### PROBLEM STATEMENT
Your answer is one number, how many lines in the entries include "accent".

Segment Start: RECORDS SHOWN

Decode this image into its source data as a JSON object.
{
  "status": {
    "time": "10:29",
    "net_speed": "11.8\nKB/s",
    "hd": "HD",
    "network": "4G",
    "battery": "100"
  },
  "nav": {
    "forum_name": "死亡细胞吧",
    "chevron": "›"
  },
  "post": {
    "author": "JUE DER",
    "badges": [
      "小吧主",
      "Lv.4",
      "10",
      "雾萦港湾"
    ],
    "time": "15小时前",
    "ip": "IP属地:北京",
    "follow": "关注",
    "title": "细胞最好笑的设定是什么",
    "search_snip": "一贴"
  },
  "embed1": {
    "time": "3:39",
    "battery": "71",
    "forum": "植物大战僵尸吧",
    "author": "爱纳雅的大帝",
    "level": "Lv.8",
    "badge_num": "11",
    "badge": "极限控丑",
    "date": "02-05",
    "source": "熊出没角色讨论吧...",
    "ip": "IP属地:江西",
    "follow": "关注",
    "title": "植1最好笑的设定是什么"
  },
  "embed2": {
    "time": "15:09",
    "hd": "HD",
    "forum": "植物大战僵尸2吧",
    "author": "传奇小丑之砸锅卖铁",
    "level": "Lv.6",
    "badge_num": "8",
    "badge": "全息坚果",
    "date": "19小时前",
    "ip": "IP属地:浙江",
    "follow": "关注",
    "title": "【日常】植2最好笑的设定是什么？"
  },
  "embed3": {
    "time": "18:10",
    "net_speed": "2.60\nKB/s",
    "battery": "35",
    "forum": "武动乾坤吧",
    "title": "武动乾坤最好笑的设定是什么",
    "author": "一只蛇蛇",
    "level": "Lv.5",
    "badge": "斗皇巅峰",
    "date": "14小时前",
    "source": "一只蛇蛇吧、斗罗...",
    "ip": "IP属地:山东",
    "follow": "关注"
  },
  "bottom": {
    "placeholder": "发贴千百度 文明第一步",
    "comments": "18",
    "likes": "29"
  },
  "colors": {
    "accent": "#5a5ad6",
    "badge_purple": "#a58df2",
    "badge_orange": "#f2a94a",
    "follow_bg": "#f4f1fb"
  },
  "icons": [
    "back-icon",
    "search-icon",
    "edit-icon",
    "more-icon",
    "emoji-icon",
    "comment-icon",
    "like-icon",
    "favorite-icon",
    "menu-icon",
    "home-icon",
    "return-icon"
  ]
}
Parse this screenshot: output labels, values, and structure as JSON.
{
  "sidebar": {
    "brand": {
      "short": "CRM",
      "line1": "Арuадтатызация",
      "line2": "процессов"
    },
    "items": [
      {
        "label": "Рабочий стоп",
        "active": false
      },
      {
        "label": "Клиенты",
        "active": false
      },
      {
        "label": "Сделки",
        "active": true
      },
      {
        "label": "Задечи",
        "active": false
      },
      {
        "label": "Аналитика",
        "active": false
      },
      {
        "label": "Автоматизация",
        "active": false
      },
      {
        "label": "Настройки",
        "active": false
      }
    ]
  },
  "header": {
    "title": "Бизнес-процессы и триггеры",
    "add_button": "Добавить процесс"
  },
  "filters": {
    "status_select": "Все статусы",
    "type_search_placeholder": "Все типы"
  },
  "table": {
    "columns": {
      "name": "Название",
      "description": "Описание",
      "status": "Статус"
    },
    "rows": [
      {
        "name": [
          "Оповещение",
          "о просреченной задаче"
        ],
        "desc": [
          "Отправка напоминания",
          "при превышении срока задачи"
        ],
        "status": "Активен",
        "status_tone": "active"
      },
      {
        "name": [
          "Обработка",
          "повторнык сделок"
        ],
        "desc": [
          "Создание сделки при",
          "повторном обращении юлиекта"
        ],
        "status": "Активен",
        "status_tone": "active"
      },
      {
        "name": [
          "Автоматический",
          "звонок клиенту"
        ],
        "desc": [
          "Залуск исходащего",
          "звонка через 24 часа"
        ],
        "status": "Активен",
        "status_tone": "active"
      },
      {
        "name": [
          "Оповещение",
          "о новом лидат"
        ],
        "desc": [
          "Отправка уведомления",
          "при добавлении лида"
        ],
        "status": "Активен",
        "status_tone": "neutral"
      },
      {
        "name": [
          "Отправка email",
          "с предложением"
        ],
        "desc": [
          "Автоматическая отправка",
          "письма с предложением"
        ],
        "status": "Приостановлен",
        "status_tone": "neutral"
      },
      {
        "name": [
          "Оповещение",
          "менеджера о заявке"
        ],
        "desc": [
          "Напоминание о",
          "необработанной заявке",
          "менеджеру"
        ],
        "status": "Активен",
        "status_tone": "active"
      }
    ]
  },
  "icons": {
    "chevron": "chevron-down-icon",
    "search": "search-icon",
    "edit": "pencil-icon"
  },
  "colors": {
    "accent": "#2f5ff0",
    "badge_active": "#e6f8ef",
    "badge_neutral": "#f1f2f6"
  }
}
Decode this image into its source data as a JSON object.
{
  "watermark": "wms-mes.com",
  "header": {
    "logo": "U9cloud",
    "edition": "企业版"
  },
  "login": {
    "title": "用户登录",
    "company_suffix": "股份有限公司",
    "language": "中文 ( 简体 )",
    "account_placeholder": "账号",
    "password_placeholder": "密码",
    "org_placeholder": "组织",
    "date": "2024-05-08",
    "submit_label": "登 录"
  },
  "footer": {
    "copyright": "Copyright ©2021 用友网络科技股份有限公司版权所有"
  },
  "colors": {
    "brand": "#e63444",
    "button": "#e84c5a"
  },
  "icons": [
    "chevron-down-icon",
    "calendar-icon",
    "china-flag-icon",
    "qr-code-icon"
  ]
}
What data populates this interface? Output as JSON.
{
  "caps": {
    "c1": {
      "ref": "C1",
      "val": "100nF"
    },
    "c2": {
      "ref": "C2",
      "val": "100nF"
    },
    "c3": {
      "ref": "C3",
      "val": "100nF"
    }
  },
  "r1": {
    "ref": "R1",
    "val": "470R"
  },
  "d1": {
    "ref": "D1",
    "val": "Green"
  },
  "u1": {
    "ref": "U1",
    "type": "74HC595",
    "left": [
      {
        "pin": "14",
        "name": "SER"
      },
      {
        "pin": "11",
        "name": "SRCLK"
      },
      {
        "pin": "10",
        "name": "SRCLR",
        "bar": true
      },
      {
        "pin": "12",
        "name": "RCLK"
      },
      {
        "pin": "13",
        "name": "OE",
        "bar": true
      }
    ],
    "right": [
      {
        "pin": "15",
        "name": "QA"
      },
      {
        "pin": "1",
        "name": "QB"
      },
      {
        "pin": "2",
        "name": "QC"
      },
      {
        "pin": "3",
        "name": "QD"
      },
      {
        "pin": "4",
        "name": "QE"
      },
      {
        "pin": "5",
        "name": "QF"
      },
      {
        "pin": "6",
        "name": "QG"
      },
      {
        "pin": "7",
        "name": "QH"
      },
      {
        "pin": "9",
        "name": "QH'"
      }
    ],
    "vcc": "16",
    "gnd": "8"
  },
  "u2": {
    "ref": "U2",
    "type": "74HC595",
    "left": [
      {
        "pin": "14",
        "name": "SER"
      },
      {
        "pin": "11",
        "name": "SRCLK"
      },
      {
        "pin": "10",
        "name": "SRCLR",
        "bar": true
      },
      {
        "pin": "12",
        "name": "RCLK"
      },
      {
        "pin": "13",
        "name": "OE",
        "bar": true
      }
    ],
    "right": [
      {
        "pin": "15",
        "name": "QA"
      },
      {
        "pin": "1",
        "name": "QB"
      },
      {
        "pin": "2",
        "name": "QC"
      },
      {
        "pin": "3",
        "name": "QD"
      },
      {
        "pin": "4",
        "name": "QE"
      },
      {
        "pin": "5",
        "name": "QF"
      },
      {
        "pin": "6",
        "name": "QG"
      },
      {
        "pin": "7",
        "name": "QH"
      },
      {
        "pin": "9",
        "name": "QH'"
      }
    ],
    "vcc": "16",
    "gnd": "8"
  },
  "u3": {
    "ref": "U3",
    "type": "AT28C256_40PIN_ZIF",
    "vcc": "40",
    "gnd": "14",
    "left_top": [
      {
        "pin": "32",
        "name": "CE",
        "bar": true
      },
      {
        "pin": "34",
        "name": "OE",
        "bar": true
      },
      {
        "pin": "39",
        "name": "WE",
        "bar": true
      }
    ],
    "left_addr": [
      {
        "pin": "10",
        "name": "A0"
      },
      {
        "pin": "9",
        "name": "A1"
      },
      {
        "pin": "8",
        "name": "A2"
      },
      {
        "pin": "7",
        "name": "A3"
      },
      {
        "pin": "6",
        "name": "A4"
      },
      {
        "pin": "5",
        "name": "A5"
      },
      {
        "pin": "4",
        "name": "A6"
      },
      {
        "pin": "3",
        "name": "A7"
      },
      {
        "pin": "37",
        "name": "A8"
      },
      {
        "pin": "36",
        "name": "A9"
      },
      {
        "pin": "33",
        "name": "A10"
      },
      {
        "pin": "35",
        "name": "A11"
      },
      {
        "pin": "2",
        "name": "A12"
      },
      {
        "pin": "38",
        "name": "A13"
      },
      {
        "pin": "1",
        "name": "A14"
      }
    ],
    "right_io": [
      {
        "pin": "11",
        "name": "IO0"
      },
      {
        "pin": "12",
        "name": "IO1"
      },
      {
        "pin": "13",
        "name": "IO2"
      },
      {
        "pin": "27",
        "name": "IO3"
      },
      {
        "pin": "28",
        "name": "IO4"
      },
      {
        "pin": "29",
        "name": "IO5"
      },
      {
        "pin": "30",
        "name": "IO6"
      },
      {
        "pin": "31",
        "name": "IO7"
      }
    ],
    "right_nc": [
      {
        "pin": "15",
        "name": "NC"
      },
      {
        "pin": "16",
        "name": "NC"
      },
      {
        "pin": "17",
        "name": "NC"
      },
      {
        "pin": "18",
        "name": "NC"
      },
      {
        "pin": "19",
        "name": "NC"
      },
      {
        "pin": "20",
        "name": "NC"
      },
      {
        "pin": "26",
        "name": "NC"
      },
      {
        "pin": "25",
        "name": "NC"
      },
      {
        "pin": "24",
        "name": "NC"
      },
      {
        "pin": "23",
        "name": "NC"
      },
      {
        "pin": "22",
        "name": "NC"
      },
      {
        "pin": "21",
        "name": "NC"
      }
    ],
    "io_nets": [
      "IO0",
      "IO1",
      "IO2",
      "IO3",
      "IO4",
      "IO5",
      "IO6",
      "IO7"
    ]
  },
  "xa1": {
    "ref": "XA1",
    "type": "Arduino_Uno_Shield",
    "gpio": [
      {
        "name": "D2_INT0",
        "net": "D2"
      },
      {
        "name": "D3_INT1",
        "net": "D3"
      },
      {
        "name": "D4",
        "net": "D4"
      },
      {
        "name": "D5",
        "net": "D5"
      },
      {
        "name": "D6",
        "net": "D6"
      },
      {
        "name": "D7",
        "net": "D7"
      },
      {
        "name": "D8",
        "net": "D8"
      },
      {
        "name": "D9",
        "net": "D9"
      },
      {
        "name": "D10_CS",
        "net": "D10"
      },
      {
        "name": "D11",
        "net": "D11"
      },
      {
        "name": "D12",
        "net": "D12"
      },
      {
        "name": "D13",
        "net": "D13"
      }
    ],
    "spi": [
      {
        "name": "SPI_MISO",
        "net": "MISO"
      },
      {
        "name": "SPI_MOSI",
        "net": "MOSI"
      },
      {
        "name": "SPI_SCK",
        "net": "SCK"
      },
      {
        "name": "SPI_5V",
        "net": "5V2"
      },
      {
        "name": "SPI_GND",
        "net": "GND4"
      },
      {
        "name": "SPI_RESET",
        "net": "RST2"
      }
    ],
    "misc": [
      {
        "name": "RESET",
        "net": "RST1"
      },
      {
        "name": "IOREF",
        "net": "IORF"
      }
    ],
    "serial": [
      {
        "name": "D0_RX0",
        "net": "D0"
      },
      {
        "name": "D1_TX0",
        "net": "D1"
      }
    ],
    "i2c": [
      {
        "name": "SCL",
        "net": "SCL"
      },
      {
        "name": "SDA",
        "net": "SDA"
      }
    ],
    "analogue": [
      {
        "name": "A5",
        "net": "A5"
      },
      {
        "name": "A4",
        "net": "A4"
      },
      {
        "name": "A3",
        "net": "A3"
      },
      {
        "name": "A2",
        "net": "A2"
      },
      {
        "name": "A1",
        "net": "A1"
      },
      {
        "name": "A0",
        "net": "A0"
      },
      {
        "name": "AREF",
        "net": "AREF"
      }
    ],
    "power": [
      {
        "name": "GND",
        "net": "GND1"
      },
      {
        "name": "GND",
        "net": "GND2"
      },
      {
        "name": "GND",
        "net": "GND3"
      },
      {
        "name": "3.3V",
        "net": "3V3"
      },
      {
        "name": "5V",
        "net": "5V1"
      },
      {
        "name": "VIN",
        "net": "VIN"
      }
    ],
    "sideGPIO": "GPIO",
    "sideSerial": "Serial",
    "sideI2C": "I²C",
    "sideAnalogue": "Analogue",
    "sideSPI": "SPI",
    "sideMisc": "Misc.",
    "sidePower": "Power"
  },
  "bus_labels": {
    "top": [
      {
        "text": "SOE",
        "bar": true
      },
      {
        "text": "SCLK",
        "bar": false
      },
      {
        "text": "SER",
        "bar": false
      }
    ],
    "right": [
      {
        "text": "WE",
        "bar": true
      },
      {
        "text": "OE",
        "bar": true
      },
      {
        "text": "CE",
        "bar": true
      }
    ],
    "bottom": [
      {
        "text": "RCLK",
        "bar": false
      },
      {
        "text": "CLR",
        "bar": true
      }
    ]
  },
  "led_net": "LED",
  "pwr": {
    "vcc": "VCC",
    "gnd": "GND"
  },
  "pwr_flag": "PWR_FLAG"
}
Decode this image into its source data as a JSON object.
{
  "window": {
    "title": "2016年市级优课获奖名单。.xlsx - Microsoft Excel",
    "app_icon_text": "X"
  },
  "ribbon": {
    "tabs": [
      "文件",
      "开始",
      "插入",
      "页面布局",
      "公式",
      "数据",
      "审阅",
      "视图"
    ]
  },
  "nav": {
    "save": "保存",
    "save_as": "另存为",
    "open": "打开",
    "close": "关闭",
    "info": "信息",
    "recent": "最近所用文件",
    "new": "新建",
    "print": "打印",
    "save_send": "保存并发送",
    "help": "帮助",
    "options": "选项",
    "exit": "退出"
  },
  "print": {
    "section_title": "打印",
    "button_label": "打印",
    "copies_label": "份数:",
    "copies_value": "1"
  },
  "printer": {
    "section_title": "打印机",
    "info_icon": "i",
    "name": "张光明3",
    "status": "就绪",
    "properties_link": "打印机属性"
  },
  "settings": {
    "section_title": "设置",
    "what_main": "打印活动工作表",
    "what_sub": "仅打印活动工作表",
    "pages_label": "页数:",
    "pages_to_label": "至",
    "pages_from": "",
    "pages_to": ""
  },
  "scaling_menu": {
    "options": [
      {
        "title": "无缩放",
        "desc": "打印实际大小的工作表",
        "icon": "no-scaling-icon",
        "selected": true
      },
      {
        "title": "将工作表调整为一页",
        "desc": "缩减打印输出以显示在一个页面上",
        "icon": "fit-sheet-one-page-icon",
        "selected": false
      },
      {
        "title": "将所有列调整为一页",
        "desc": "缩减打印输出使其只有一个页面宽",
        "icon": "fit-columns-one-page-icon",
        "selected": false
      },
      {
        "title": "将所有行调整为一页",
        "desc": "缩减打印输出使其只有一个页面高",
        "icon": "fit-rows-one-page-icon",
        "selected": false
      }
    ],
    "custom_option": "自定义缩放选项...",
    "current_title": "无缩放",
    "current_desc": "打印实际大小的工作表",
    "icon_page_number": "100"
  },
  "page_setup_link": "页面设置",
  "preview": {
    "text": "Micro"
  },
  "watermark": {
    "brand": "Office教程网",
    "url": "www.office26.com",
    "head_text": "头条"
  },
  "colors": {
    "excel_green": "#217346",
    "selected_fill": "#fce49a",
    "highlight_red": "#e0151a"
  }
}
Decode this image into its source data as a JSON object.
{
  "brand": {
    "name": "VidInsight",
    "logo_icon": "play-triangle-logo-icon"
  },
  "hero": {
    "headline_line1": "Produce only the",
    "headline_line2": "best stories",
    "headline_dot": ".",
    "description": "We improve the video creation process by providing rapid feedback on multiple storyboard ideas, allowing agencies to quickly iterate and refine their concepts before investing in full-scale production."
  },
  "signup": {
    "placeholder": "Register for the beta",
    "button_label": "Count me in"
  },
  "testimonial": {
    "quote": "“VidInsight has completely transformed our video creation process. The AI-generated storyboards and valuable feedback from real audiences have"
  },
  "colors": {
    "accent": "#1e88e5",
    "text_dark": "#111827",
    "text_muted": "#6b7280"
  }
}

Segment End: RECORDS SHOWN

### RESPONSE BELOW
3